This article appeared in The Huffington Post.
Today, as part of a national ad campaign, the Foundation for Individual Rights in Education placed a half-page ad in Michigan State University's student newspaper criticizing the university's absurdly overbroad spam policy:
The ad refers to the case of Kara Spencer, a student who, after sending a respectful and serious e-mail to select members of the faculty about the university's decision to reduce the school year by several days, was brought up on charges of spamming. She was then found guilty of spamming and had a formal "Warning" placed in her file, potentially hurting her chances of obtaining employment or attending graduate school. After the intervention of FIRE and the Electronic Frontier Foundation, along with the support of eleven other civil liberties organizations, MSU withdrew the charges against Kara and promised to reform its spam policy. Unfortunately, the university has put in its place a new spam policy that is not much of an improvement. In fact, according to reports, an administrator admitted that Kara Spencer would still have been found guilty under the revised policy!

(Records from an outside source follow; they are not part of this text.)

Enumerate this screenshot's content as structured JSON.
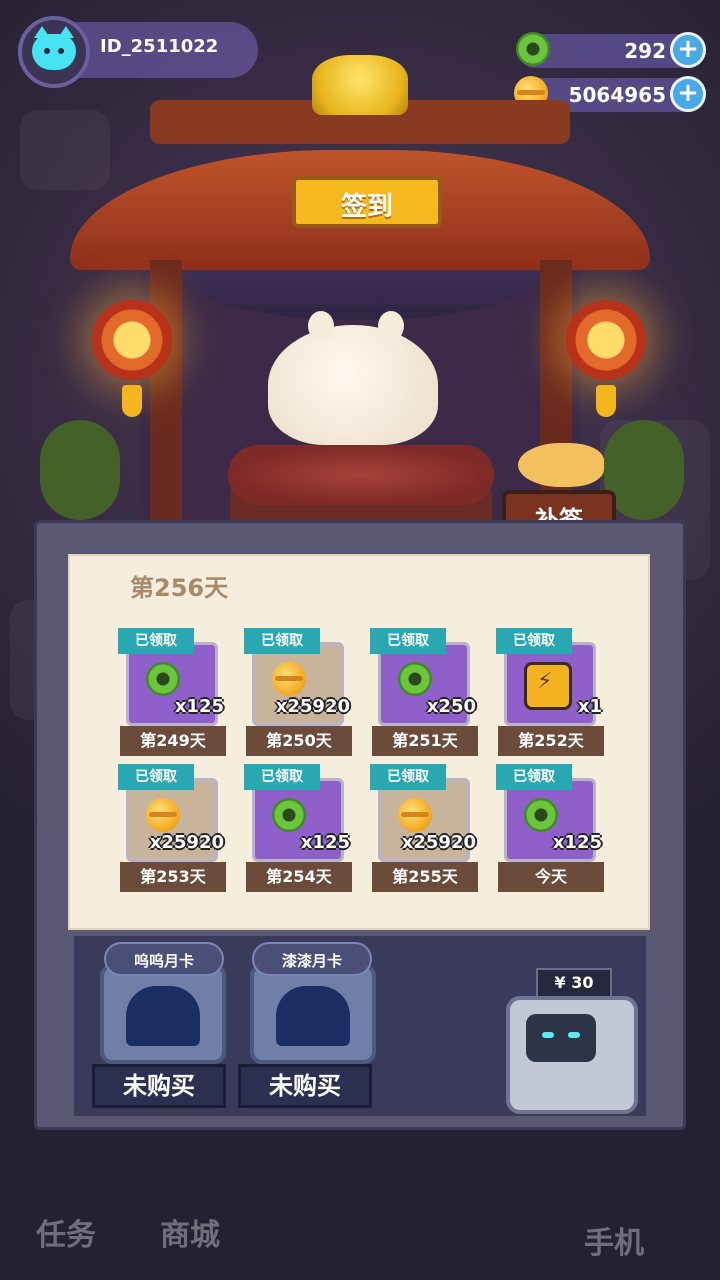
{
  "player": {
    "id": "ID_2511022"
  },
  "currency": {
    "jade": {
      "icon": "jade-coin-icon",
      "value": "292"
    },
    "gold": {
      "icon": "gold-coin-icon",
      "value": "5064965"
    }
  },
  "shrine": {
    "sign": "签到",
    "makeup_button": "补签"
  },
  "checkin": {
    "current_day": "第256天",
    "cards": [
      {
        "status": "已领取",
        "item": "jade",
        "qty": "x125",
        "day": "第249天",
        "bg": "purple"
      },
      {
        "status": "已领取",
        "item": "gold",
        "qty": "x25920",
        "day": "第250天",
        "bg": "tan"
      },
      {
        "status": "已领取",
        "item": "jade",
        "qty": "x250",
        "day": "第251天",
        "bg": "purple"
      },
      {
        "status": "已领取",
        "item": "battery",
        "qty": "x1",
        "day": "第252天",
        "bg": "purple"
      },
      {
        "status": "已领取",
        "item": "gold",
        "qty": "x25920",
        "day": "第253天",
        "bg": "tan"
      },
      {
        "status": "已领取",
        "item": "jade",
        "qty": "x125",
        "day": "第254天",
        "bg": "purple"
      },
      {
        "status": "已领取",
        "item": "gold",
        "qty": "x25920",
        "day": "第255天",
        "bg": "tan"
      },
      {
        "status": "已领取",
        "item": "jade",
        "qty": "x125",
        "day": "今天",
        "bg": "purple"
      }
    ]
  },
  "monthly_cards": [
    {
      "name": "呜呜月卡",
      "status": "未购买"
    },
    {
      "name": "漆漆月卡",
      "status": "未购买"
    }
  ],
  "shop": {
    "price": "¥ 30"
  },
  "bottom_nav": {
    "tasks": "任务",
    "store": "商城",
    "phone": "手机"
  }
}
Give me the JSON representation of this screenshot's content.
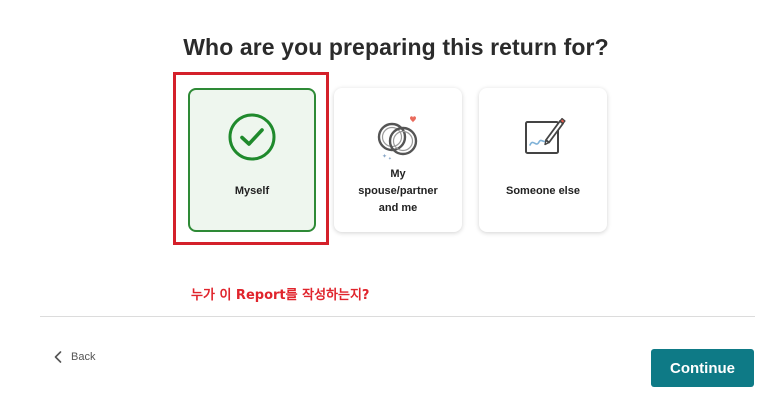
{
  "header": {
    "title": "Who are you preparing this return for?"
  },
  "options": [
    {
      "label": "Myself",
      "icon": "check-circle-icon",
      "selected": true
    },
    {
      "label_lines": [
        "My",
        "spouse/partner",
        "and me"
      ],
      "icon": "wedding-rings-icon",
      "selected": false
    },
    {
      "label": "Someone else",
      "icon": "signature-pen-icon",
      "selected": false
    }
  ],
  "annotation": {
    "text": "누가 이 Report를 작성하는지?"
  },
  "footer": {
    "back_label": "Back",
    "continue_label": "Continue"
  },
  "colors": {
    "accent": "#0e7a86",
    "selected_border": "#2e8a36",
    "selected_bg": "#eef6ee",
    "annotation": "#e0242c"
  }
}
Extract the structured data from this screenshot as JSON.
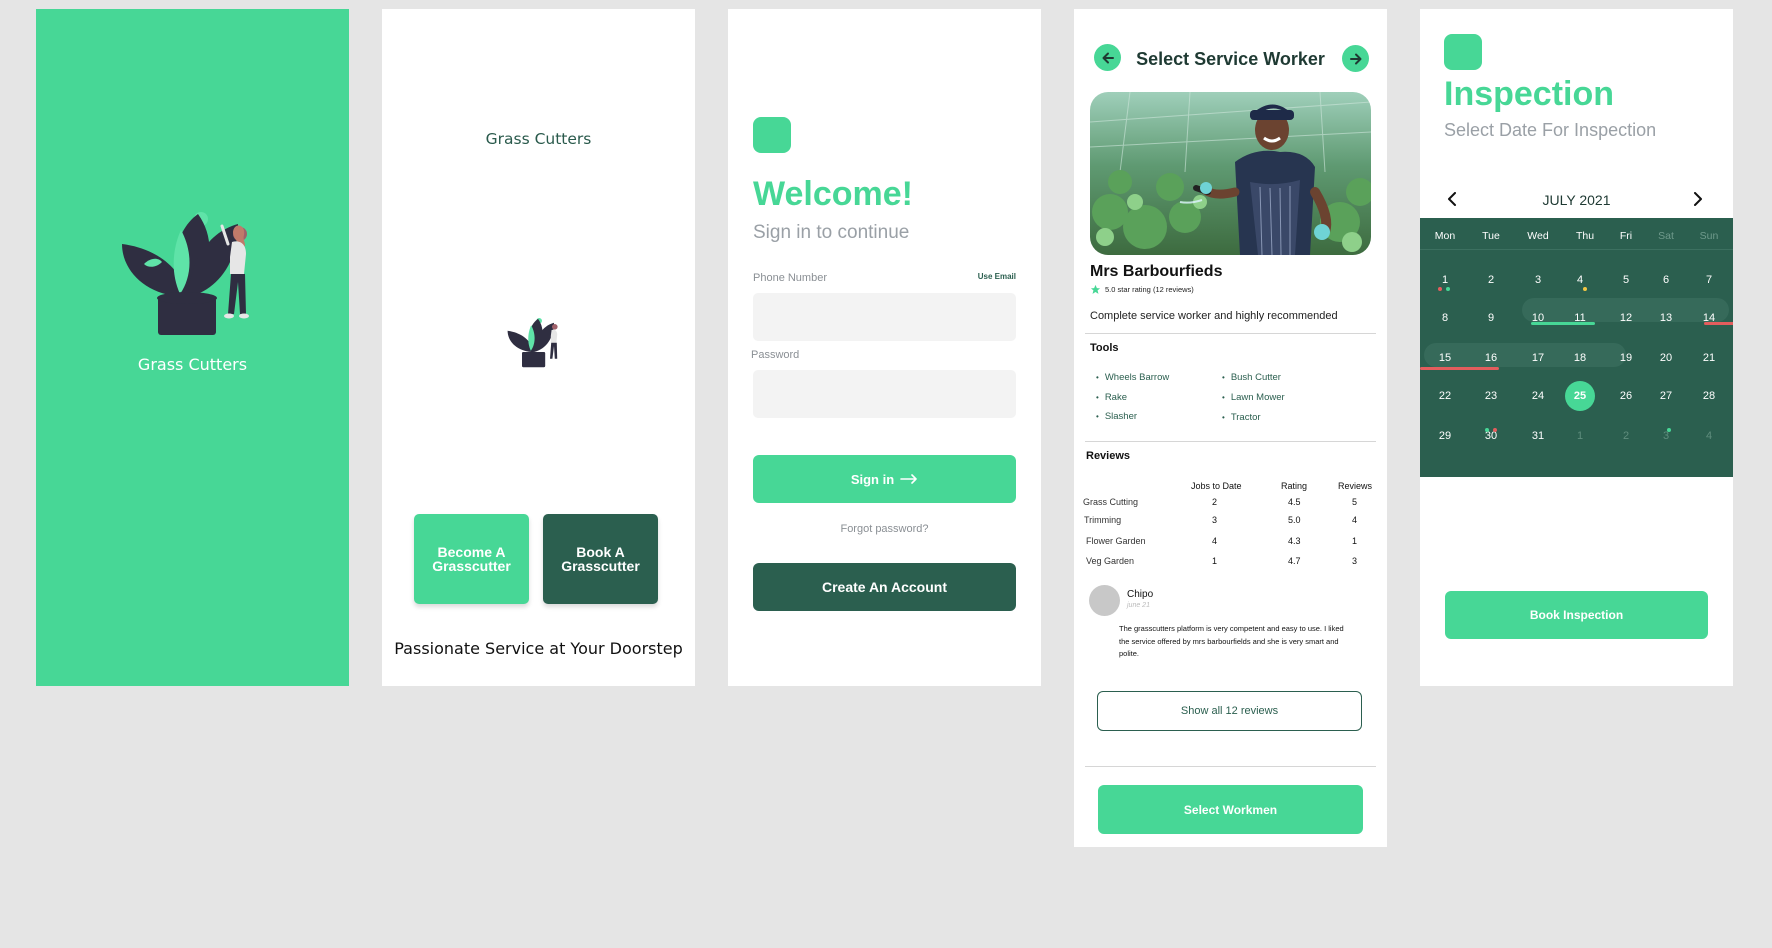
{
  "screens": {
    "s1": {
      "title": "Grass Cutters"
    },
    "s2": {
      "title": "Grass Cutters",
      "become_label": "Become  A Grasscutter",
      "book_label": "Book  A Grasscutter",
      "tagline": "Passionate  Service at Your Doorstep"
    },
    "s3": {
      "welcome": "Welcome!",
      "subtitle": "Sign in to continue",
      "phone_label": "Phone Number",
      "use_email": "Use Email",
      "phone_value": "",
      "password_label": "Password",
      "password_value": "",
      "signin_label": "Sign in",
      "forgot": "Forgot password?",
      "create_label": "Create  An Account"
    },
    "s4": {
      "header": "Select Service Worker",
      "name": "Mrs Barbourfieds",
      "rating_text": "5.0 star rating (12 reviews)",
      "description": "Complete service worker and highly recommended",
      "tools_title": "Tools",
      "tools": [
        "Wheels Barrow",
        "Rake",
        "Slasher",
        "Bush Cutter",
        "Lawn Mower",
        "Tractor"
      ],
      "reviews_title": "Reviews",
      "review_table": {
        "headers": [
          "Jobs to Date",
          "Rating",
          "Reviews"
        ],
        "rows": [
          {
            "label": "Grass Cutting",
            "jobs": "2",
            "rating": "4.5",
            "reviews": "5"
          },
          {
            "label": "Trimming",
            "jobs": "3",
            "rating": "5.0",
            "reviews": "4"
          },
          {
            "label": "Flower Garden",
            "jobs": "4",
            "rating": "4.3",
            "reviews": "1"
          },
          {
            "label": "Veg Garden",
            "jobs": "1",
            "rating": "4.7",
            "reviews": "3"
          }
        ]
      },
      "review": {
        "name": "Chipo",
        "date": "june 21",
        "text": "The grasscutters platform is very competent and easy to use. I liked the service offered by mrs barbourfields and she is very smart and polite."
      },
      "show_all_label": "Show all 12 reviews",
      "select_label": "Select Workmen"
    },
    "s5": {
      "title": "Inspection",
      "subtitle": "Select Date For  Inspection",
      "month": "JULY 2021",
      "weekdays": [
        "Mon",
        "Tue",
        "Wed",
        "Thu",
        "Fri",
        "Sat",
        "Sun"
      ],
      "weeks": [
        [
          "1",
          "2",
          "3",
          "4",
          "5",
          "6",
          "7"
        ],
        [
          "8",
          "9",
          "10",
          "11",
          "12",
          "13",
          "14"
        ],
        [
          "15",
          "16",
          "17",
          "18",
          "19",
          "20",
          "21"
        ],
        [
          "22",
          "23",
          "24",
          "25",
          "26",
          "27",
          "28"
        ],
        [
          "29",
          "30",
          "31",
          "1",
          "2",
          "3",
          "4"
        ]
      ],
      "selected_day": "25",
      "book_label": "Book Inspection"
    }
  },
  "colors": {
    "accent": "#47d796",
    "dark": "#2b5f4f",
    "red": "#e35d5d",
    "yellow": "#f2c744"
  }
}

People hate spam so much that they often get very irrational when discussing it. I hate spam too, but one thing you learn in First Amendment law is that censors, especially ones on college campuses, are remarkably good at bundling protected speech with speech which does not enjoy constitutional protection (e.g. true harassment, libel, etc.). Calling something spam doesn't make it so. Under MSU's policy, even sending one e-mail on an important topic might not be allowed. A student is not even protected if, as Kara did, he or she uses an outside e-mail address. Hopefully, our hatred of spam is not so blinding that it obscures the fact that the spamming rationale is just another approach to stifle debate on campus. I hope that MSU will reconsider its policy and get off our Red Alert list by this time next year.